***** Excerpted data *****
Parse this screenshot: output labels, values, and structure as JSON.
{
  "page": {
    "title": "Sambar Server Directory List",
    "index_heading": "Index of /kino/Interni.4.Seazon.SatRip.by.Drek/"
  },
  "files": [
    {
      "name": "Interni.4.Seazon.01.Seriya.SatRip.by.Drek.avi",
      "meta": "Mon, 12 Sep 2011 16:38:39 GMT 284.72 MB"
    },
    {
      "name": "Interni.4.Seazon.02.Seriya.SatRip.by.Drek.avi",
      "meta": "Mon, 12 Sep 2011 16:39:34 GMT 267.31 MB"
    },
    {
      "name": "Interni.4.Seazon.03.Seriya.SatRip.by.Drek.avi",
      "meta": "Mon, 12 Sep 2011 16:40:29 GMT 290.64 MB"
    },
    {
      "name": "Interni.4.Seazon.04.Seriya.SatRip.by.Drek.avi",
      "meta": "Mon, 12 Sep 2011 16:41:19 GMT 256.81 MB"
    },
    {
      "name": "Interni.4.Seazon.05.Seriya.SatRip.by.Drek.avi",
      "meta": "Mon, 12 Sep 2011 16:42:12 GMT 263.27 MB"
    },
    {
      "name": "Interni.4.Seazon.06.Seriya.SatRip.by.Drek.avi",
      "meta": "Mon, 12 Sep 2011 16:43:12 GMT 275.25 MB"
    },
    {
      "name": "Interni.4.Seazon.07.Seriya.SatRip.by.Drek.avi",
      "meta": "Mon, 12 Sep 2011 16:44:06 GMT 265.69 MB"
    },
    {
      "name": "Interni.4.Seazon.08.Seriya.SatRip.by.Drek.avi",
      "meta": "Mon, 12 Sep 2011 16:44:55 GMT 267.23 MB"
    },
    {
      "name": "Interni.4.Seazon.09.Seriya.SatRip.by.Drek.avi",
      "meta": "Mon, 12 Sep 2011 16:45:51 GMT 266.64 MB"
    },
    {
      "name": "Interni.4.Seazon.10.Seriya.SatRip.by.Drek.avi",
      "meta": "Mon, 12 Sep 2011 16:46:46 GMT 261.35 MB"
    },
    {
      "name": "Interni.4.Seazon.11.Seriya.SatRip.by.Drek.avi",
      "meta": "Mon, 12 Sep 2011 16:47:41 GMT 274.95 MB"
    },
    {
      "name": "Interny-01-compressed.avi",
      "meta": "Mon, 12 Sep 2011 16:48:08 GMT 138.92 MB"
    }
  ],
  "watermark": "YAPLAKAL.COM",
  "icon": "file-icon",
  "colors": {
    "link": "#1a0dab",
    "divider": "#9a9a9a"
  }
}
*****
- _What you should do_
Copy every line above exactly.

- _Solution_
Parse this screenshot: output labels, values, and structure as JSON.
{
  "page": {
    "title": "Sambar Server Directory List",
    "index_heading": "Index of /kino/Interni.4.Seazon.SatRip.by.Drek/"
  },
  "files": [
    {
      "name": "Interni.4.Seazon.01.Seriya.SatRip.by.Drek.avi",
      "meta": "Mon, 12 Sep 2011 16:38:39 GMT 284.72 MB"
    },
    {
      "name": "Interni.4.Seazon.02.Seriya.SatRip.by.Drek.avi",
      "meta": "Mon, 12 Sep 2011 16:39:34 GMT 267.31 MB"
    },
    {
      "name": "Interni.4.Seazon.03.Seriya.SatRip.by.Drek.avi",
      "meta": "Mon, 12 Sep 2011 16:40:29 GMT 290.64 MB"
    },
    {
      "name": "Interni.4.Seazon.04.Seriya.SatRip.by.Drek.avi",
      "meta": "Mon, 12 Sep 2011 16:41:19 GMT 256.81 MB"
    },
    {
      "name": "Interni.4.Seazon.05.Seriya.SatRip.by.Drek.avi",
      "meta": "Mon, 12 Sep 2011 16:42:12 GMT 263.27 MB"
    },
    {
      "name": "Interni.4.Seazon.06.Seriya.SatRip.by.Drek.avi",
      "meta": "Mon, 12 Sep 2011 16:43:12 GMT 275.25 MB"
    },
    {
      "name": "Interni.4.Seazon.07.Seriya.SatRip.by.Drek.avi",
      "meta": "Mon, 12 Sep 2011 16:44:06 GMT 265.69 MB"
    },
    {
      "name": "Interni.4.Seazon.08.Seriya.SatRip.by.Drek.avi",
      "meta": "Mon, 12 Sep 2011 16:44:55 GMT 267.23 MB"
    },
    {
      "name": "Interni.4.Seazon.09.Seriya.SatRip.by.Drek.avi",
      "meta": "Mon, 12 Sep 2011 16:45:51 GMT 266.64 MB"
    },
    {
      "name": "Interni.4.Seazon.10.Seriya.SatRip.by.Drek.avi",
      "meta": "Mon, 12 Sep 2011 16:46:46 GMT 261.35 MB"
    },
    {
      "name": "Interni.4.Seazon.11.Seriya.SatRip.by.Drek.avi",
      "meta": "Mon, 12 Sep 2011 16:47:41 GMT 274.95 MB"
    },
    {
      "name": "Interny-01-compressed.avi",
      "meta": "Mon, 12 Sep 2011 16:48:08 GMT 138.92 MB"
    }
  ],
  "watermark": "YAPLAKAL.COM",
  "icon": "file-icon",
  "colors": {
    "link": "#1a0dab",
    "divider": "#9a9a9a"
  }
}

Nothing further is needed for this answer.